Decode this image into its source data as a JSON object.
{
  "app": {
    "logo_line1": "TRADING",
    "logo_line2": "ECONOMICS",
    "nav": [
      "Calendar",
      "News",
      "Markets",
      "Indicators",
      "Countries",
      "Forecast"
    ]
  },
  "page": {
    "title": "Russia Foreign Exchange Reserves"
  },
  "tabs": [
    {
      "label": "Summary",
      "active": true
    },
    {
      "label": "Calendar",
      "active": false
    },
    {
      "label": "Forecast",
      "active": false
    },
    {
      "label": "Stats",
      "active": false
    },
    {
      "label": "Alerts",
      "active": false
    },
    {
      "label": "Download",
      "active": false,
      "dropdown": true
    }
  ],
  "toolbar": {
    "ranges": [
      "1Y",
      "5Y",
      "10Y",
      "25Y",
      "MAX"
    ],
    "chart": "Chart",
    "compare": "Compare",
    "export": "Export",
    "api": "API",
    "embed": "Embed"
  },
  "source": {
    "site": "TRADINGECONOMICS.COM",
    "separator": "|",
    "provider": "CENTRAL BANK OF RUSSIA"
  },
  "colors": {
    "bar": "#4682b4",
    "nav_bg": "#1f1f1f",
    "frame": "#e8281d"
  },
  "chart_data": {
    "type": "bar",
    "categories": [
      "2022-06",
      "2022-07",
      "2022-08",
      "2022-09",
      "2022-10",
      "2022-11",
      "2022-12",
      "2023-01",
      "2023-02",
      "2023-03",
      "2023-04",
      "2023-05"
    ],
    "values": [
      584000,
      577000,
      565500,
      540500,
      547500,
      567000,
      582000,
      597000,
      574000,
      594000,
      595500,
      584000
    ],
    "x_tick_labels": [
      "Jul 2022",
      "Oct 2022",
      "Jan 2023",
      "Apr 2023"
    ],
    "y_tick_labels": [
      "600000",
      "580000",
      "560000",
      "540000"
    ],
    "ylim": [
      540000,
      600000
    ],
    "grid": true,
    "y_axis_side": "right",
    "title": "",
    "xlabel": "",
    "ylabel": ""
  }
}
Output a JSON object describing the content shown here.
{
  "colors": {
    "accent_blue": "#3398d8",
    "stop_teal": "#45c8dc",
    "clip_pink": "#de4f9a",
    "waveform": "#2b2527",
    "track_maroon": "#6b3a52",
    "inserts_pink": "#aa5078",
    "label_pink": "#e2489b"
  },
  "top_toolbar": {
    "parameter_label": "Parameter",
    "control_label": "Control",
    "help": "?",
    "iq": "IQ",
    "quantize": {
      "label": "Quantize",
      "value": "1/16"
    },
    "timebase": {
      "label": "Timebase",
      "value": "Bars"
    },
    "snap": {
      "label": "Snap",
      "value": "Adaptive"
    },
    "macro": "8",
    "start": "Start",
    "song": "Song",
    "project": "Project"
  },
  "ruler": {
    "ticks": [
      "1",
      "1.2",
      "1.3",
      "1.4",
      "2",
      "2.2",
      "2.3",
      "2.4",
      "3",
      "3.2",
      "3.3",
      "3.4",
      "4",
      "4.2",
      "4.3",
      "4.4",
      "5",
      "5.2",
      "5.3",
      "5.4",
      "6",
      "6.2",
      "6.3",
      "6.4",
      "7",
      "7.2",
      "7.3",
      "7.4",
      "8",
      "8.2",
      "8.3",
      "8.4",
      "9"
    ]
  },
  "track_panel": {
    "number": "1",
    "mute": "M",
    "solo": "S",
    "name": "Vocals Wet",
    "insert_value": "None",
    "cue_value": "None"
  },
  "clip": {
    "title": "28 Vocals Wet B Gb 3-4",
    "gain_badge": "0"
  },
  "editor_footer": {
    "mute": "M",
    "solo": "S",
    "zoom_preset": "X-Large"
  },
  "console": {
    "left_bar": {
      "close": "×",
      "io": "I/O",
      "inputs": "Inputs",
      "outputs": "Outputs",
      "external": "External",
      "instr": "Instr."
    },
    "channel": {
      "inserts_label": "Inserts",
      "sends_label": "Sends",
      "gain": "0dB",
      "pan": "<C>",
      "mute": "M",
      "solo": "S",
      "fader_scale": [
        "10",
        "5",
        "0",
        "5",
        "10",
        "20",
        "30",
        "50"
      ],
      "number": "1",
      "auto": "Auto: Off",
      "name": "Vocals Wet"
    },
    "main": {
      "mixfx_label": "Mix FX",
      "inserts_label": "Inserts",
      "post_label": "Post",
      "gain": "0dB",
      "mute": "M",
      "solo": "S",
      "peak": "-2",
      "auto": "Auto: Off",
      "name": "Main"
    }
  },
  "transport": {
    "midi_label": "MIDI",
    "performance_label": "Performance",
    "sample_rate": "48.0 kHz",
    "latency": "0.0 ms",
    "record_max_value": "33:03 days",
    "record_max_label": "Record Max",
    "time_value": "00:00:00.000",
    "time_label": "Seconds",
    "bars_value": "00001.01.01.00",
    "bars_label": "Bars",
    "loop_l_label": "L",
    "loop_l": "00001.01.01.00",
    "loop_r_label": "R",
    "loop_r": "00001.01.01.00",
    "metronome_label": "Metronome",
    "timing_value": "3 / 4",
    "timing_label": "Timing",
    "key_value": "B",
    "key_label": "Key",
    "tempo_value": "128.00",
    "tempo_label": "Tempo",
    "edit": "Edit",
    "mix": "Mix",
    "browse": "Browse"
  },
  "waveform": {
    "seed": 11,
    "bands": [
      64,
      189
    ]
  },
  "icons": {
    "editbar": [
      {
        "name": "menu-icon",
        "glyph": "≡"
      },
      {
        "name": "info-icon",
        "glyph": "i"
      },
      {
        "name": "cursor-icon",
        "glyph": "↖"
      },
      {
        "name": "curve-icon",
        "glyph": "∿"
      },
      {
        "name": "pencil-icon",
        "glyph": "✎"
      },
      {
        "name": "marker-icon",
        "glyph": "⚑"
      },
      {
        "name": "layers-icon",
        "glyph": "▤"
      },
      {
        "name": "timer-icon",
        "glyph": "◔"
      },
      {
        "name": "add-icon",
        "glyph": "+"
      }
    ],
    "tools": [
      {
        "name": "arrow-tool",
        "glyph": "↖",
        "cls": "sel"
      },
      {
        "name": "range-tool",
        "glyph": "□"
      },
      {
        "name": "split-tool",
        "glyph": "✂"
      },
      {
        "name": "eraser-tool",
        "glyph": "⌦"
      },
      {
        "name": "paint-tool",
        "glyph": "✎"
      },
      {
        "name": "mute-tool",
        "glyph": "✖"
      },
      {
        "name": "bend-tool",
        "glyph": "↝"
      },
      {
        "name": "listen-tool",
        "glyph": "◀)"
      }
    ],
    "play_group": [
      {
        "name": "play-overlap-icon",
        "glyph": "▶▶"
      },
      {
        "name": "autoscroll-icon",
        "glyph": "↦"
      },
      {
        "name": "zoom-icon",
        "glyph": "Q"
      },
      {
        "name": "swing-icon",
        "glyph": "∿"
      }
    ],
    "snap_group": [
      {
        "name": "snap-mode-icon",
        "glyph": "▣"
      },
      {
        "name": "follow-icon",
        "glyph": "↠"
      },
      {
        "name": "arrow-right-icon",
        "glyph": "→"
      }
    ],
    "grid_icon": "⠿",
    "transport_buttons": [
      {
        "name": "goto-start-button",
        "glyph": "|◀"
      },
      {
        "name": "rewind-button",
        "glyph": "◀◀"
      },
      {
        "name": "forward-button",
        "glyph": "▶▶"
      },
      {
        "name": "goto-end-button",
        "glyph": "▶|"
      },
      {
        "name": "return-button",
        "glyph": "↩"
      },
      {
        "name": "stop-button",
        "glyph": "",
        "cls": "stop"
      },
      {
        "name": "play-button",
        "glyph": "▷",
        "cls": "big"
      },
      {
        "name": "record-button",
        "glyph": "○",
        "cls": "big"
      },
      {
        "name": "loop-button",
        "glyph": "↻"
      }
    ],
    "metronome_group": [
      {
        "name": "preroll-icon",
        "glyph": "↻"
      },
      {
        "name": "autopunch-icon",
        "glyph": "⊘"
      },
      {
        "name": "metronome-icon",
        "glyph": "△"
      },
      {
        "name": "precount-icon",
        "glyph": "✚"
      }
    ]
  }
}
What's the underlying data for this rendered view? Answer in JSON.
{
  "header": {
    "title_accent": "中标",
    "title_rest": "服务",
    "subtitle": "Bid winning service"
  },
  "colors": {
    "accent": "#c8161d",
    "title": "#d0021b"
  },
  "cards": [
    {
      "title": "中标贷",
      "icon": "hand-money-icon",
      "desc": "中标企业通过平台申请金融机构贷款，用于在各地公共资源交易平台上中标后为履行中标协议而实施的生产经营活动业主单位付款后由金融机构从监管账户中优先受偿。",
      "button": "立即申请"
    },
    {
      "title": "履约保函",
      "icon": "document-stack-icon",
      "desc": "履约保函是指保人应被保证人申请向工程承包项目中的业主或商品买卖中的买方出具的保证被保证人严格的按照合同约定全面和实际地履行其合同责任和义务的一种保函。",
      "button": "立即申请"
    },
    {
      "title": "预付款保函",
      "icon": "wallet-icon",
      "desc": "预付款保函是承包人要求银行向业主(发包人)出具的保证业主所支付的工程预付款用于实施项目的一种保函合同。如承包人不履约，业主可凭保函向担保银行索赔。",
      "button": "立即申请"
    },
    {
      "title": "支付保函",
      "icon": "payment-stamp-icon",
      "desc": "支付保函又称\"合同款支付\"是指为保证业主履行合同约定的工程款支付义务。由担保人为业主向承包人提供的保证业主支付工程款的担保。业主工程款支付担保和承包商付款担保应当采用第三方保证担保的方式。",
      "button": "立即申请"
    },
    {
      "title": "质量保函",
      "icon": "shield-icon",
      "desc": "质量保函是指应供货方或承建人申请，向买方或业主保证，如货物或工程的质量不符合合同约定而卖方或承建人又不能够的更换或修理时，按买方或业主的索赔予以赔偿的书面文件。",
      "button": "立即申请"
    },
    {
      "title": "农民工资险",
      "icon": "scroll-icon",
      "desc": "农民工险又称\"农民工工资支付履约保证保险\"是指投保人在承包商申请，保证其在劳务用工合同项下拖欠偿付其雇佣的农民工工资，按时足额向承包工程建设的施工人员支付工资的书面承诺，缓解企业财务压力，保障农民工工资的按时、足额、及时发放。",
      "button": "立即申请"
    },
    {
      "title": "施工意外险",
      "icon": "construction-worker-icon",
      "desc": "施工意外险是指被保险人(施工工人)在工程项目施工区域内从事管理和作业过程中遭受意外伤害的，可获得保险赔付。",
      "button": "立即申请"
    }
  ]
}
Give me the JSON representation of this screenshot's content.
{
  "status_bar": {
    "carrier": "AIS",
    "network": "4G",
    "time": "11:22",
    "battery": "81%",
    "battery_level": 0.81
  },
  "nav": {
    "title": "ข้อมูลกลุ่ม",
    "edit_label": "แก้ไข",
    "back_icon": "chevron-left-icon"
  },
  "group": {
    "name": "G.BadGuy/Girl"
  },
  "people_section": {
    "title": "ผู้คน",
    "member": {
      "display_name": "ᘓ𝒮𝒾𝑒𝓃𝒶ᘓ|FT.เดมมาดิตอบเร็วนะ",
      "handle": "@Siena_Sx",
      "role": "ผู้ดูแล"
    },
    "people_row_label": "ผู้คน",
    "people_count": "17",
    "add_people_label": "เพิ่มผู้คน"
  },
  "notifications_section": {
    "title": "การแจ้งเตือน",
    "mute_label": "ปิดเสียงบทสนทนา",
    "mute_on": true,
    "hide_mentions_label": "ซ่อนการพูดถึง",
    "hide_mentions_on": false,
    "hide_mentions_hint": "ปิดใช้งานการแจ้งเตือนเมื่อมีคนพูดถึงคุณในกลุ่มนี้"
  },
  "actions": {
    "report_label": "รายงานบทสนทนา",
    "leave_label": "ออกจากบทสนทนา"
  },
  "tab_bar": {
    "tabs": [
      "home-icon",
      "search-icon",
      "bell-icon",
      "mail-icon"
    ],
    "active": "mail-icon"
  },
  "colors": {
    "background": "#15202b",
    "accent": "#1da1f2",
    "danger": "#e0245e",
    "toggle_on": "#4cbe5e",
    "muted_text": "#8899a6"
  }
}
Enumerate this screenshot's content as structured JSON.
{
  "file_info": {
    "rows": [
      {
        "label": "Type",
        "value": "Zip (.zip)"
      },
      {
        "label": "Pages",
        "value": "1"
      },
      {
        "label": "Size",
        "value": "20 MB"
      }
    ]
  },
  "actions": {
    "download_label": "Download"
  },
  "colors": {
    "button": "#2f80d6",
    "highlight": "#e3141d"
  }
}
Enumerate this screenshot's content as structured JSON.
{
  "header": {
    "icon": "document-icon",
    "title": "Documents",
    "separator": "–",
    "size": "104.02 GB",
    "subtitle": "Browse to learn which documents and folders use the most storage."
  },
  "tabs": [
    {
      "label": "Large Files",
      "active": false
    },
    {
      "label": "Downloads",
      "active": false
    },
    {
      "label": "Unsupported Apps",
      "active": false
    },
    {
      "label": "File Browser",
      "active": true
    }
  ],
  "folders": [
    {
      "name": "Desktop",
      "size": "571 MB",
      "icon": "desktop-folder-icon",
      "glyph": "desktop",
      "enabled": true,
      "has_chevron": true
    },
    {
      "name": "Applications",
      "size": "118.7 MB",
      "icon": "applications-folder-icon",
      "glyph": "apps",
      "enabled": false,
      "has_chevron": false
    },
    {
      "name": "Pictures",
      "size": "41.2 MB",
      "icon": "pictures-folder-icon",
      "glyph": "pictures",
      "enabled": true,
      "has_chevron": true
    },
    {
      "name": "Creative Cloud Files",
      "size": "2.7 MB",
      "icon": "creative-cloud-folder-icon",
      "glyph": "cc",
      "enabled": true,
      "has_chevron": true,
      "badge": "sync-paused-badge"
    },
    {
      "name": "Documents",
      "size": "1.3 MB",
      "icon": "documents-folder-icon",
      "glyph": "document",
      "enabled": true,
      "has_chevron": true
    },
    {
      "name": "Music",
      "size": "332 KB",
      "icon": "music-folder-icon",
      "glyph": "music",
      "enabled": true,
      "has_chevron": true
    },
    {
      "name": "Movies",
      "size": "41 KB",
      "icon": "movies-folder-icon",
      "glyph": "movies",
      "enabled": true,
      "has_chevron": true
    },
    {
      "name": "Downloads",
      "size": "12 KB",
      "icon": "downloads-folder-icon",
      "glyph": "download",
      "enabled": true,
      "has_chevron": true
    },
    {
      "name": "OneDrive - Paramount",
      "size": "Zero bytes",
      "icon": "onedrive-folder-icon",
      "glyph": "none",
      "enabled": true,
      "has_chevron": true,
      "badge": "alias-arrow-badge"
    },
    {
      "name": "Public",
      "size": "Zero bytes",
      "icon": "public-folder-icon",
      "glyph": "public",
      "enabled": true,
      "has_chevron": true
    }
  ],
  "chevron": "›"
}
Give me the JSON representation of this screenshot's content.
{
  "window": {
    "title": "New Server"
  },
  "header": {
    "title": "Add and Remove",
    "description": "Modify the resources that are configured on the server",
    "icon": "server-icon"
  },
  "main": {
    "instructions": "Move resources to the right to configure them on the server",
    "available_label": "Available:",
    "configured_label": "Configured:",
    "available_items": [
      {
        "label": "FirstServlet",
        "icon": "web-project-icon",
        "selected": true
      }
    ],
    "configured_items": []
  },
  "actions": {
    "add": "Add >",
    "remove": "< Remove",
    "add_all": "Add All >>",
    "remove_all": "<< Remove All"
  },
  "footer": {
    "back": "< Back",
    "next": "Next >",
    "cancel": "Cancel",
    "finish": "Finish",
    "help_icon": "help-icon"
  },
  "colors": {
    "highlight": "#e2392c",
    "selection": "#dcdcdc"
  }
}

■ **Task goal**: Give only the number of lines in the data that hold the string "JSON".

■ **Your response**: 7